Some more views representing some design decisions.
My current design for the upper cabane mount is to have two ribs cut from 1/8 lite plysandwiching a 1/2" x 1/16" flat aluminum strut I plan to bend to shape. I plan to mount it with a 6-32 screw + washers + locknut. This is one of those "measure 10 times drill once" things where the wingincidencewill be set and that bothers me. I'd rather have a slot in the metal but am afraid of slippage in flight, would I have to crank it down so hard it would crush the ply? even with generous washers? a lock-washer even? I think I'm safer with non-adjustable but that is not set in stone. I am planning on 0-degrees for top and bottom wing but would like that to be adjustable for triangulation-trimming.
Next up the firewall. A little unconventional, a 1/4" ply doubler is behind the front fuse former. I started with a huge air baffle behind the engine and have taken great pains to maintain it. I want gobs of cooling and plenty of airflow to carry the smoke away from the plan in hover.
The rear profile shot shows some design decisions I made early on that may or may not haunt/kill this design:
- The wings have as large a separation as I could manage. The bottom wing is practically flush to the fuse (the line you see there is the center of the rib). I am hoping this reduces the venturi-effect between the wings, and minimizes interaction. In addition providing slightly large torsional moments for the roll axis.
- The rear fuse is very thin, getting the taper right on the entire radial axis for this was a royal pain let me tell you, but I think I have an approximate airfoil. The main idea is to push the center of pressure forward for stable knife-edge flight. That's the theory anyway. The reduction in material is minor.
- Thestabilizeris centered at the halfway point between the wings. Originally I wanted to make sure the air coming off the wing surfaces affected it as little as possible, but the wings are staggered so my gut says it should be a bit lower to really achieve that. But then how does p-factor affect this? Does it matter? Should I be moreconcernedwith the thrust line? These are maddening questions because 3D flight is really not covered in the literature. Tail plane design is all centered around proper authority in imminent stall conditions. Okay fine I want it to harrier well but is that a function of just the tail design or more due to obscene power/weight to just muscle through?
- Can't really see the rudder but I pretty much figured "more is better" as long as the large surface was as close to the thrust line as possible to avoid the p-factor blowing the model sideways. I have compared ratios to known-good 3D designs and I am pretty sure I'm in the ballpark.
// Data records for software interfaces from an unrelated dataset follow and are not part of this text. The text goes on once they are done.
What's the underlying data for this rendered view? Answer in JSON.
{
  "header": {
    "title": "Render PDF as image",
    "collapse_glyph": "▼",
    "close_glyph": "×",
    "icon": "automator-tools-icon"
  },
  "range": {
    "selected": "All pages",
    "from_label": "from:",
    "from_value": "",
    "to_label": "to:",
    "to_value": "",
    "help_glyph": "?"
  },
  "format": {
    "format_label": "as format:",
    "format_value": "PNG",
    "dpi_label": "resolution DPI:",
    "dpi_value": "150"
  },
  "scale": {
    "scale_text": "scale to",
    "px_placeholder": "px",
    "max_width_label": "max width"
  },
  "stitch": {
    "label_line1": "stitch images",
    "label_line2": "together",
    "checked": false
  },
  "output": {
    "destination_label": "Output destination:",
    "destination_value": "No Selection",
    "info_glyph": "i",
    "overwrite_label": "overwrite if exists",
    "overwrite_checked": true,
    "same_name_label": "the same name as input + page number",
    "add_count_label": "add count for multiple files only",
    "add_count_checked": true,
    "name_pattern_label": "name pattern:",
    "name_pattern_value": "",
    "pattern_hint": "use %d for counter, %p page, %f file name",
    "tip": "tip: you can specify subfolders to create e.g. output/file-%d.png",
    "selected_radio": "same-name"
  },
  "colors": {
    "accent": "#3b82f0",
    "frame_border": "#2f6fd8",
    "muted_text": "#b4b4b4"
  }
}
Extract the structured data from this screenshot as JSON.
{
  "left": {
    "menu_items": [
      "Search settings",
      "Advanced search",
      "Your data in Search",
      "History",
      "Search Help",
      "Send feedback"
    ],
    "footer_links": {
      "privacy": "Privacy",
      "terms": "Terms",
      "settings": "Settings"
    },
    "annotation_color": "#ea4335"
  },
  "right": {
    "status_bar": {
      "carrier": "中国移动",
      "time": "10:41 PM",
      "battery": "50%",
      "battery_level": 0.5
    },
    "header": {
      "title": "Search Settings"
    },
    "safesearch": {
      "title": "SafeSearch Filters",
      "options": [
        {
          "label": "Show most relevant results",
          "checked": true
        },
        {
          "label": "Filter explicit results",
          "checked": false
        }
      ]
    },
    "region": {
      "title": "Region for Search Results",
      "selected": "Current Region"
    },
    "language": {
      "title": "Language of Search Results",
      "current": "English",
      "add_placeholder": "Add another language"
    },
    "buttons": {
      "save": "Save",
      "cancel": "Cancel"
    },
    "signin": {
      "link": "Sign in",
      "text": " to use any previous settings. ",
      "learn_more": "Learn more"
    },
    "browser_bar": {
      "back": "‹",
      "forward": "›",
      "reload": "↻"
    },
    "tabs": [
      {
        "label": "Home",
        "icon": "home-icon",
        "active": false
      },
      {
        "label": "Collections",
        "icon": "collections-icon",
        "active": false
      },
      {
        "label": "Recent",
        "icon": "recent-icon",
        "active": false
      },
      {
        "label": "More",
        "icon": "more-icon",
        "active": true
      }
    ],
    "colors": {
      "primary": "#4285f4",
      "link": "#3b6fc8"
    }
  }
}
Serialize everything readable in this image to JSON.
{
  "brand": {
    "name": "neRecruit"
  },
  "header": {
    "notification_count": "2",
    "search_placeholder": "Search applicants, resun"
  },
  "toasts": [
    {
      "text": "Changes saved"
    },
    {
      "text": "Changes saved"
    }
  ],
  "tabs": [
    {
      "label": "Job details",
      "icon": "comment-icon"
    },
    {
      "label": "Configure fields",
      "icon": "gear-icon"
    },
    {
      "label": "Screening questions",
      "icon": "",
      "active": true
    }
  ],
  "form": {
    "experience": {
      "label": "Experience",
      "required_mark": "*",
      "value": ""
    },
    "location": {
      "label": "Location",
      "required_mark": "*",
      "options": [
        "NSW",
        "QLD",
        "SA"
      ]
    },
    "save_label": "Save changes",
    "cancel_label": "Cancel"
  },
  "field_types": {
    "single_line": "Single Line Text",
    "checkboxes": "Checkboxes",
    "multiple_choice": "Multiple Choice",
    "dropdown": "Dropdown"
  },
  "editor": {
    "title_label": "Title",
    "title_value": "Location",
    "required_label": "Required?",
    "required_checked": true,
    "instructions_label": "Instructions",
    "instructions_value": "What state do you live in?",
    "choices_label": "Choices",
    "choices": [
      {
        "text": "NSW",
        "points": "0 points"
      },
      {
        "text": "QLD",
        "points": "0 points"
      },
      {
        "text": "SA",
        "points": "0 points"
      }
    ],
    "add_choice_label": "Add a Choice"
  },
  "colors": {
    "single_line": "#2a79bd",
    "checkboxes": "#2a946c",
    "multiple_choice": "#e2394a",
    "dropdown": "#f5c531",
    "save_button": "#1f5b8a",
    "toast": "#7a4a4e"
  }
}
The more "finishing touches" I put on this design the further from done I seem to be. I really wanted this out for laser-cutting
quote this week.